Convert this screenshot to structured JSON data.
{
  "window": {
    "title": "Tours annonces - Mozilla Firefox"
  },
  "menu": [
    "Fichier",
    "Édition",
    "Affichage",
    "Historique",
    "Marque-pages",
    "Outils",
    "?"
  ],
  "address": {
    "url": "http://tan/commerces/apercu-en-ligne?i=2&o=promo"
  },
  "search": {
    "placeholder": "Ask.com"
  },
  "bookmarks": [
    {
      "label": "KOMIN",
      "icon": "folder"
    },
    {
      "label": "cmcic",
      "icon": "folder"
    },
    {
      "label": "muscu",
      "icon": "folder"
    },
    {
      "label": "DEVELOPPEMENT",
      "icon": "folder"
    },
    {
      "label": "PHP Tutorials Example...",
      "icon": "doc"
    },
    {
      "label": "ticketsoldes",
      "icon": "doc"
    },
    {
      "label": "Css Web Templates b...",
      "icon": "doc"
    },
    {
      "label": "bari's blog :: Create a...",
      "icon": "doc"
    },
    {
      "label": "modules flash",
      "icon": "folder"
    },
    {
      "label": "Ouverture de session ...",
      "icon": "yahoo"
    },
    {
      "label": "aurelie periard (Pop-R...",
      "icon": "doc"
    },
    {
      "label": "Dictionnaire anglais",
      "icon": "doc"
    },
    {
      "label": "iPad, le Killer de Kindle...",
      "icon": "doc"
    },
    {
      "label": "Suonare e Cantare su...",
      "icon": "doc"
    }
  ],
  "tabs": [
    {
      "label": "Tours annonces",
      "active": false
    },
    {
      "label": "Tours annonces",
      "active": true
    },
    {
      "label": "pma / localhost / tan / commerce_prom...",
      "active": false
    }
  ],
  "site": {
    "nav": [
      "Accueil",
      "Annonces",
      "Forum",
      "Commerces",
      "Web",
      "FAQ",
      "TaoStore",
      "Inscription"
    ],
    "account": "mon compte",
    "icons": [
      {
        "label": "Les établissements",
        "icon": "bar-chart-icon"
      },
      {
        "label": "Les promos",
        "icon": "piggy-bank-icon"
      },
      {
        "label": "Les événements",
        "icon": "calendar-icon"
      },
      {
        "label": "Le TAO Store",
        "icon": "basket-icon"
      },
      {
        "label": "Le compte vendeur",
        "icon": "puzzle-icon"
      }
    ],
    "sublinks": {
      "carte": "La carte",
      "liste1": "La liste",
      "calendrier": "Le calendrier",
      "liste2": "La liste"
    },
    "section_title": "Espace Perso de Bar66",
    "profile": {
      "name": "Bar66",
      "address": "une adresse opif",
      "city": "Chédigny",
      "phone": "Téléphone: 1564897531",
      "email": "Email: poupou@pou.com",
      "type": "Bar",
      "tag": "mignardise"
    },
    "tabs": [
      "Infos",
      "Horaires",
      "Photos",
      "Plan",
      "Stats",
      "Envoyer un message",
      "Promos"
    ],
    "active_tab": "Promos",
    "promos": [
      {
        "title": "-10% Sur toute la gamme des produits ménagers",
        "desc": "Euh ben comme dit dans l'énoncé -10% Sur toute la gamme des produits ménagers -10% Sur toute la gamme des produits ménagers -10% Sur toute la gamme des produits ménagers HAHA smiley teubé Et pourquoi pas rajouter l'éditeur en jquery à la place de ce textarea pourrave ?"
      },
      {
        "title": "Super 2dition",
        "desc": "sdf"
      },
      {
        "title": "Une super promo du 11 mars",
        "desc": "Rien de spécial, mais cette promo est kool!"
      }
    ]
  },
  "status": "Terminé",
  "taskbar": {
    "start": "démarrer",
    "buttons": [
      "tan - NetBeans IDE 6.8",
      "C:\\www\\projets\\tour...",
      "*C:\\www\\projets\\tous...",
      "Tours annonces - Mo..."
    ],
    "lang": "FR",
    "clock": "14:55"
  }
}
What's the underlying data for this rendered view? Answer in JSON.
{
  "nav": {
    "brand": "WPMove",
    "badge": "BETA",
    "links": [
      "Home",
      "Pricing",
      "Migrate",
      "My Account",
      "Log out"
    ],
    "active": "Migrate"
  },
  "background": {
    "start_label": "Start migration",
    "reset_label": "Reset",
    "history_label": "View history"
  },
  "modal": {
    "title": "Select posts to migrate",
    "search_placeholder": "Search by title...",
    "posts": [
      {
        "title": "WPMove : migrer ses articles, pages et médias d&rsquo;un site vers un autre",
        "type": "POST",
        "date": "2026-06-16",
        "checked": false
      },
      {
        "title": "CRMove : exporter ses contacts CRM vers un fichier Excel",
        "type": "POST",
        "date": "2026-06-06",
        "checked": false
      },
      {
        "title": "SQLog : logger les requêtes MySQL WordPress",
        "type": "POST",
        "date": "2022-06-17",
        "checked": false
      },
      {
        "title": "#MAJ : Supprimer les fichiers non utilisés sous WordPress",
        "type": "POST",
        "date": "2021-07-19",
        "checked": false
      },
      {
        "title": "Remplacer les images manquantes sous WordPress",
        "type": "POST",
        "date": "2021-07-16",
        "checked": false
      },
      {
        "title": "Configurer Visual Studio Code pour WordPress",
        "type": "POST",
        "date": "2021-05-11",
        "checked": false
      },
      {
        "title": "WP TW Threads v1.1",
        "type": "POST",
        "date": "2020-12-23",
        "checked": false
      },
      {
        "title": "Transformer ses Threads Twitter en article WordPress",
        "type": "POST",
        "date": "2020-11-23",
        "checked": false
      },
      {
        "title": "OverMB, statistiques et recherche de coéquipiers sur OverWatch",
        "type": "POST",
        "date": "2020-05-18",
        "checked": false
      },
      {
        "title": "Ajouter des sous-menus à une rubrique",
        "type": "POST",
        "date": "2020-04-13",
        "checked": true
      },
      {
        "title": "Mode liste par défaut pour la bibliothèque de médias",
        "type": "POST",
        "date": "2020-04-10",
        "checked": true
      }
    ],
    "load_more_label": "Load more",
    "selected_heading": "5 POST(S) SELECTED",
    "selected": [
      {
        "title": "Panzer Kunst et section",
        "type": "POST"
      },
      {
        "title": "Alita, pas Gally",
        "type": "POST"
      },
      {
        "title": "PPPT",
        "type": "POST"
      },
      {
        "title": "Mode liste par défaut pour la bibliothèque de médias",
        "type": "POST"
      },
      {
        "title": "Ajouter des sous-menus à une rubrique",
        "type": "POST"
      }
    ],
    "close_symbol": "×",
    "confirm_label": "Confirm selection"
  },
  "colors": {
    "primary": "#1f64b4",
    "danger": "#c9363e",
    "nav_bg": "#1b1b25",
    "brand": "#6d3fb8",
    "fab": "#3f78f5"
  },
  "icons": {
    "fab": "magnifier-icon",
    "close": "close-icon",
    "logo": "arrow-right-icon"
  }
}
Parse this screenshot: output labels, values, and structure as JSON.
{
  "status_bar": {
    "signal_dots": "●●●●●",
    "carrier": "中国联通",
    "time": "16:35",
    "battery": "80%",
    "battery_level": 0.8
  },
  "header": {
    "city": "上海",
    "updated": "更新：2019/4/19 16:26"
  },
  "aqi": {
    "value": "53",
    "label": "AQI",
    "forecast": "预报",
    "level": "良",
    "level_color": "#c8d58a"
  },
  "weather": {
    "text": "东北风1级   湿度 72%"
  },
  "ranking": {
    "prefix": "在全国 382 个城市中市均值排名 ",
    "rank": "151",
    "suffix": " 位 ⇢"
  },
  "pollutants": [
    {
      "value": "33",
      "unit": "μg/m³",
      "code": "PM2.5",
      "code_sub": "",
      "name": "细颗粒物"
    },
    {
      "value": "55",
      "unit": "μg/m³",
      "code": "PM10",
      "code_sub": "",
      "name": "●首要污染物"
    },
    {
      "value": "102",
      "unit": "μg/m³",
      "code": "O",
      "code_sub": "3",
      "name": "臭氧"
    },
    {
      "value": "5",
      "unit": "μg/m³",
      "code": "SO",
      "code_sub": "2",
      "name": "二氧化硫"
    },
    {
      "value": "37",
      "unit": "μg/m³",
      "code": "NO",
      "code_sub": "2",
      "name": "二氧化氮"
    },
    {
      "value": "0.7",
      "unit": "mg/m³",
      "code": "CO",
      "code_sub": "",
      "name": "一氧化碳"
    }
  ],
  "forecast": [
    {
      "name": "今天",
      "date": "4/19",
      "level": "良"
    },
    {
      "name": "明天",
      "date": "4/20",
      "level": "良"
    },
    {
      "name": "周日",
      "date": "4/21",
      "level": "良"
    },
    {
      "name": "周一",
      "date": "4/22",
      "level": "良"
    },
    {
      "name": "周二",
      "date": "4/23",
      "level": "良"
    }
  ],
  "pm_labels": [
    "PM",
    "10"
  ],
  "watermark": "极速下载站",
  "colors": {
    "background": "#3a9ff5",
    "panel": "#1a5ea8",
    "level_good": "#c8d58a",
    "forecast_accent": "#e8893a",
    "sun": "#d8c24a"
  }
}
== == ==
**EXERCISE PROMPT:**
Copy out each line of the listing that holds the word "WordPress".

**RESPONSE BELOW:**
        "title": "SQLog : logger les requêtes MySQL WordPress",
        "title": "#MAJ : Supprimer les fichiers non utilisés sous WordPress",
        "title": "Remplacer les images manquantes sous WordPress",
        "title": "Configurer Visual Studio Code pour WordPress",
        "title": "Transformer ses Threads Twitter en article WordPress",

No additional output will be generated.